Goals change games, just like natural 20s change encounters. One could see no greater example of taking advantage of that nat-20 than in the series against the Houston Dyanmo. Seattle didn’t plan to be up a man for a majority of both games, but because they were they utterly dominated and never stopped.
The only wrong way to play is to destroy the joy in your group
A locker room and a playing table can be volatile. Play with joy and play for each other.
Over the years of playing I’ve watched tables and teams disintegrate. Silly spats can start regarding who should bring the Twizzlers and who should bring the Mountain Dew. It’s not that different in soccer. A Dungeon Master, like a coach, has to manage personalities as much as they understand rules/tactics.
When a player can’t make a few sessions in a row does this wreck the table, or is it an element of strength?
Brian Schmetzer turned his absent player into an element of strength. When Joevin Jones went AWOL it meant that Nouhou went from part-timer to fully featured left back. When Jones came back, the changing room may have been tense, but not tense enough that rumors got out. In the modern era this is stunning.
Managing personalities as big as Clint Dempsey and as laid back as Chad Marshall (except for after that final whistle at BMO) can be a challenge. With players across the age spectrum and from four different continents, forging a unified personality is an enormous challenge, but if one thing was clear by the end of 2017 it was that they play off each other, and they play for us. Even the most mercenary of players in 2017 (Jones) didn’t quit after signing his next contract.
It’s important that players know their roles within their story-season. That awareness helps when trouble comes up — and trouble will always come up, because no matter how much love and friendship you share, personality conflicts are inevitable. It’s how we repair those conflicts that matters as much as anything, whether you are a shape-changing druid that turns into a badger, or a defensive midfielder.
Sometimes the other side is bigger and badder than you
In the original Tomb of Horrors you die. You die often. There are traps. They surprise you and you die. The rare monsters are enough to kill you, too. But there were smart, well-built groups that could make their way through the maze, past the false passages, around the pitfalls, and sneak past the monsters beyond their abilities.

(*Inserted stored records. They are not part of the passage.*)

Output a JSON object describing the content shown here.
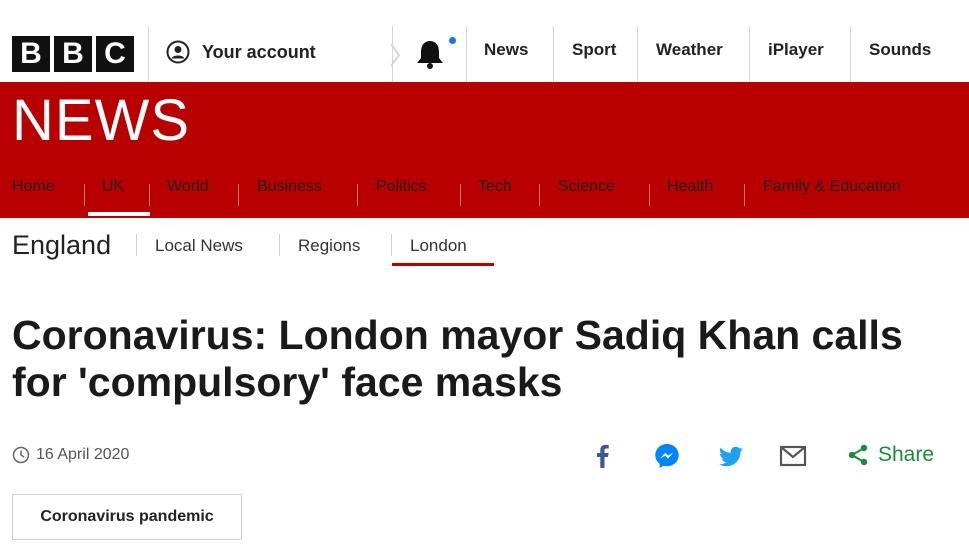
{
  "brand": {
    "letters": [
      "B",
      "B",
      "C"
    ]
  },
  "top_nav": {
    "account": "Your account",
    "items": [
      "News",
      "Sport",
      "Weather",
      "iPlayer",
      "Sounds"
    ]
  },
  "section_wordmark": "NEWS",
  "red_nav": {
    "items": [
      "Home",
      "UK",
      "World",
      "Business",
      "Politics",
      "Tech",
      "Science",
      "Health",
      "Family & Education"
    ],
    "selected": "UK"
  },
  "subnav": {
    "title": "England",
    "items": [
      "Local News",
      "Regions",
      "London"
    ],
    "selected": "London"
  },
  "article": {
    "headline": "Coronavirus: London mayor Sadiq Khan calls for 'compulsory' face masks",
    "date": "16 April 2020",
    "tag": "Coronavirus pandemic"
  },
  "share": {
    "label": "Share",
    "icons": [
      "facebook-icon",
      "messenger-icon",
      "twitter-icon",
      "email-icon",
      "share-icon"
    ]
  },
  "colors": {
    "brand_red": "#b80000",
    "share_green": "#1a8a3c",
    "facebook_blue": "#3b5998",
    "messenger_blue": "#0084ff",
    "twitter_blue": "#1da1f2",
    "notification_dot": "#1a73e8"
  }
}
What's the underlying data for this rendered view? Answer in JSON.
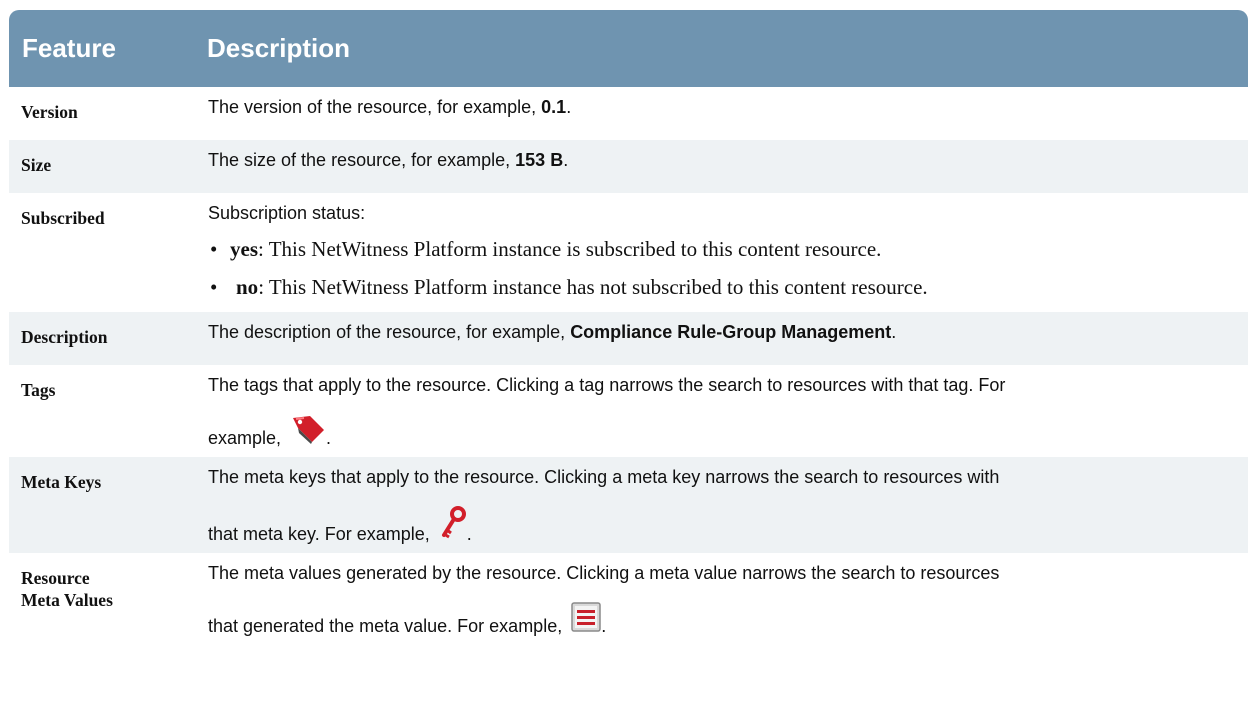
{
  "table": {
    "headers": {
      "feature": "Feature",
      "description": "Description"
    },
    "rows": {
      "version": {
        "feature": "Version",
        "text": "The version of the resource, for example, ",
        "bold": "0.1",
        "tail": "."
      },
      "size": {
        "feature": "Size",
        "text": "The size of the resource, for example, ",
        "bold": "153 B",
        "tail": "."
      },
      "subscribed": {
        "feature": "Subscribed",
        "intro": "Subscription status:",
        "items": [
          {
            "bullet": "•",
            "term": "yes",
            "text": ": This NetWitness Platform instance is subscribed to this content resource."
          },
          {
            "bullet": "•",
            "term": "no",
            "text": ": This NetWitness Platform instance has not subscribed to this content resource."
          }
        ]
      },
      "description": {
        "feature": "Description",
        "text": "The description of the resource, for example, ",
        "bold": "Compliance Rule-Group Management",
        "tail": "."
      },
      "tags": {
        "feature": "Tags",
        "line1": "The tags that apply to the resource. Clicking a tag narrows the search to resources with that tag. For",
        "line2": "example, ",
        "tail": ".",
        "icon": "tag-icon",
        "icon_color": "#d21f2a"
      },
      "meta_keys": {
        "feature": "Meta Keys",
        "line1": "The meta keys that apply to the resource. Clicking a meta key narrows the search to resources with",
        "line2": "that meta key. For example, ",
        "tail": ".",
        "icon": "key-icon",
        "icon_color": "#d21f2a"
      },
      "meta_values": {
        "feature_line1": "Resource",
        "feature_line2": "Meta Values",
        "line1": "The meta values generated by the resource. Clicking a meta value narrows the search to resources",
        "line2": "that generated the meta value. For example, ",
        "tail": ".",
        "icon": "meta-value-icon",
        "icon_color": "#c8202b"
      }
    }
  }
}
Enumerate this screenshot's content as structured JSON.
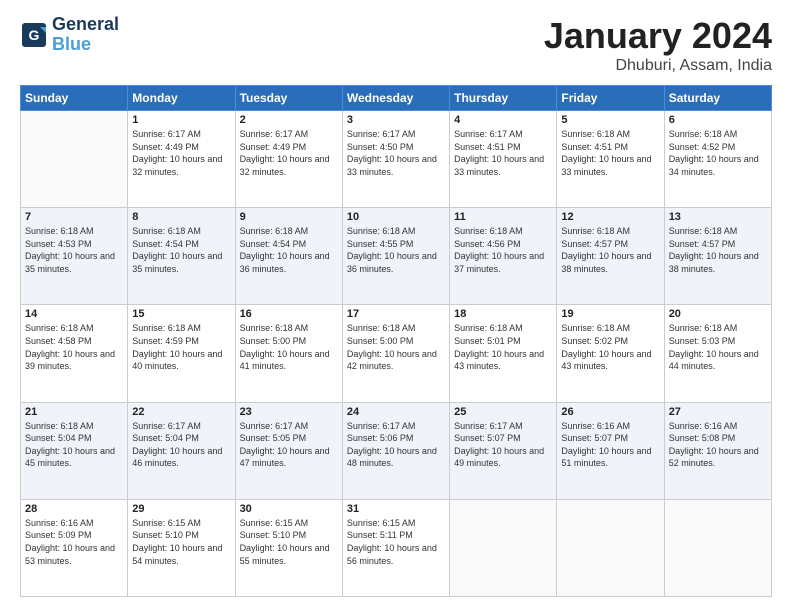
{
  "header": {
    "logo_line1": "General",
    "logo_line2": "Blue",
    "month": "January 2024",
    "location": "Dhuburi, Assam, India"
  },
  "weekdays": [
    "Sunday",
    "Monday",
    "Tuesday",
    "Wednesday",
    "Thursday",
    "Friday",
    "Saturday"
  ],
  "weeks": [
    [
      {
        "day": "",
        "sunrise": "",
        "sunset": "",
        "daylight": ""
      },
      {
        "day": "1",
        "sunrise": "Sunrise: 6:17 AM",
        "sunset": "Sunset: 4:49 PM",
        "daylight": "Daylight: 10 hours and 32 minutes."
      },
      {
        "day": "2",
        "sunrise": "Sunrise: 6:17 AM",
        "sunset": "Sunset: 4:49 PM",
        "daylight": "Daylight: 10 hours and 32 minutes."
      },
      {
        "day": "3",
        "sunrise": "Sunrise: 6:17 AM",
        "sunset": "Sunset: 4:50 PM",
        "daylight": "Daylight: 10 hours and 33 minutes."
      },
      {
        "day": "4",
        "sunrise": "Sunrise: 6:17 AM",
        "sunset": "Sunset: 4:51 PM",
        "daylight": "Daylight: 10 hours and 33 minutes."
      },
      {
        "day": "5",
        "sunrise": "Sunrise: 6:18 AM",
        "sunset": "Sunset: 4:51 PM",
        "daylight": "Daylight: 10 hours and 33 minutes."
      },
      {
        "day": "6",
        "sunrise": "Sunrise: 6:18 AM",
        "sunset": "Sunset: 4:52 PM",
        "daylight": "Daylight: 10 hours and 34 minutes."
      }
    ],
    [
      {
        "day": "7",
        "sunrise": "Sunrise: 6:18 AM",
        "sunset": "Sunset: 4:53 PM",
        "daylight": "Daylight: 10 hours and 35 minutes."
      },
      {
        "day": "8",
        "sunrise": "Sunrise: 6:18 AM",
        "sunset": "Sunset: 4:54 PM",
        "daylight": "Daylight: 10 hours and 35 minutes."
      },
      {
        "day": "9",
        "sunrise": "Sunrise: 6:18 AM",
        "sunset": "Sunset: 4:54 PM",
        "daylight": "Daylight: 10 hours and 36 minutes."
      },
      {
        "day": "10",
        "sunrise": "Sunrise: 6:18 AM",
        "sunset": "Sunset: 4:55 PM",
        "daylight": "Daylight: 10 hours and 36 minutes."
      },
      {
        "day": "11",
        "sunrise": "Sunrise: 6:18 AM",
        "sunset": "Sunset: 4:56 PM",
        "daylight": "Daylight: 10 hours and 37 minutes."
      },
      {
        "day": "12",
        "sunrise": "Sunrise: 6:18 AM",
        "sunset": "Sunset: 4:57 PM",
        "daylight": "Daylight: 10 hours and 38 minutes."
      },
      {
        "day": "13",
        "sunrise": "Sunrise: 6:18 AM",
        "sunset": "Sunset: 4:57 PM",
        "daylight": "Daylight: 10 hours and 38 minutes."
      }
    ],
    [
      {
        "day": "14",
        "sunrise": "Sunrise: 6:18 AM",
        "sunset": "Sunset: 4:58 PM",
        "daylight": "Daylight: 10 hours and 39 minutes."
      },
      {
        "day": "15",
        "sunrise": "Sunrise: 6:18 AM",
        "sunset": "Sunset: 4:59 PM",
        "daylight": "Daylight: 10 hours and 40 minutes."
      },
      {
        "day": "16",
        "sunrise": "Sunrise: 6:18 AM",
        "sunset": "Sunset: 5:00 PM",
        "daylight": "Daylight: 10 hours and 41 minutes."
      },
      {
        "day": "17",
        "sunrise": "Sunrise: 6:18 AM",
        "sunset": "Sunset: 5:00 PM",
        "daylight": "Daylight: 10 hours and 42 minutes."
      },
      {
        "day": "18",
        "sunrise": "Sunrise: 6:18 AM",
        "sunset": "Sunset: 5:01 PM",
        "daylight": "Daylight: 10 hours and 43 minutes."
      },
      {
        "day": "19",
        "sunrise": "Sunrise: 6:18 AM",
        "sunset": "Sunset: 5:02 PM",
        "daylight": "Daylight: 10 hours and 43 minutes."
      },
      {
        "day": "20",
        "sunrise": "Sunrise: 6:18 AM",
        "sunset": "Sunset: 5:03 PM",
        "daylight": "Daylight: 10 hours and 44 minutes."
      }
    ],
    [
      {
        "day": "21",
        "sunrise": "Sunrise: 6:18 AM",
        "sunset": "Sunset: 5:04 PM",
        "daylight": "Daylight: 10 hours and 45 minutes."
      },
      {
        "day": "22",
        "sunrise": "Sunrise: 6:17 AM",
        "sunset": "Sunset: 5:04 PM",
        "daylight": "Daylight: 10 hours and 46 minutes."
      },
      {
        "day": "23",
        "sunrise": "Sunrise: 6:17 AM",
        "sunset": "Sunset: 5:05 PM",
        "daylight": "Daylight: 10 hours and 47 minutes."
      },
      {
        "day": "24",
        "sunrise": "Sunrise: 6:17 AM",
        "sunset": "Sunset: 5:06 PM",
        "daylight": "Daylight: 10 hours and 48 minutes."
      },
      {
        "day": "25",
        "sunrise": "Sunrise: 6:17 AM",
        "sunset": "Sunset: 5:07 PM",
        "daylight": "Daylight: 10 hours and 49 minutes."
      },
      {
        "day": "26",
        "sunrise": "Sunrise: 6:16 AM",
        "sunset": "Sunset: 5:07 PM",
        "daylight": "Daylight: 10 hours and 51 minutes."
      },
      {
        "day": "27",
        "sunrise": "Sunrise: 6:16 AM",
        "sunset": "Sunset: 5:08 PM",
        "daylight": "Daylight: 10 hours and 52 minutes."
      }
    ],
    [
      {
        "day": "28",
        "sunrise": "Sunrise: 6:16 AM",
        "sunset": "Sunset: 5:09 PM",
        "daylight": "Daylight: 10 hours and 53 minutes."
      },
      {
        "day": "29",
        "sunrise": "Sunrise: 6:15 AM",
        "sunset": "Sunset: 5:10 PM",
        "daylight": "Daylight: 10 hours and 54 minutes."
      },
      {
        "day": "30",
        "sunrise": "Sunrise: 6:15 AM",
        "sunset": "Sunset: 5:10 PM",
        "daylight": "Daylight: 10 hours and 55 minutes."
      },
      {
        "day": "31",
        "sunrise": "Sunrise: 6:15 AM",
        "sunset": "Sunset: 5:11 PM",
        "daylight": "Daylight: 10 hours and 56 minutes."
      },
      {
        "day": "",
        "sunrise": "",
        "sunset": "",
        "daylight": ""
      },
      {
        "day": "",
        "sunrise": "",
        "sunset": "",
        "daylight": ""
      },
      {
        "day": "",
        "sunrise": "",
        "sunset": "",
        "daylight": ""
      }
    ]
  ]
}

They would make it to the final room, and die.
Acererak is the original big, bad evil guy. He won so many more times than he lost. If your first encounter with Tomb of Horrors/Acererak is Ready Player One, you know this. If it is the original Gary Gygax module where you first met the arch-Lich, you know this. If you met Acererak through Tales of the Yawning Portal or Tomb of Annihilation, he’s a little weaker. Death wasn’t required then. In many ways the Sounders met Tomb of Annihilation before they met the Tomb of Horrors.
They won the first time they met the better team. That final on Dec. 10, 2016 was a meat-grinder, but good fortune came at the end. Unfortunately, the sequel in soccer was more like the original in DnD.
Again, it was a meat-grinder. But there were no heroics, no fortuitous natural 20 to save them. The Seattle Sounders lost because when you face the biggest and baddest you either need to be lucky or good, and hopefully both. On Dec. 9, 2017 the Seattle Sounders were neither.
But they made the final room and we’ll have memories of a journey that ended in failure, as 20 other teams ended in failure in 2017. Those memories are as much about why we sing, play, coach as the trophies.
Those memories do not die.
The Basic Rules for 5th edition Dungeons & Dragons are available for free. You can buy the core rulebooks online or at your favorite Friendly Local Gaming Store (mine is Shane’s Cards in Renton with a shoutout to Mox Boarding House in Bellevue).
This is not a sponsored post. I just love D&D.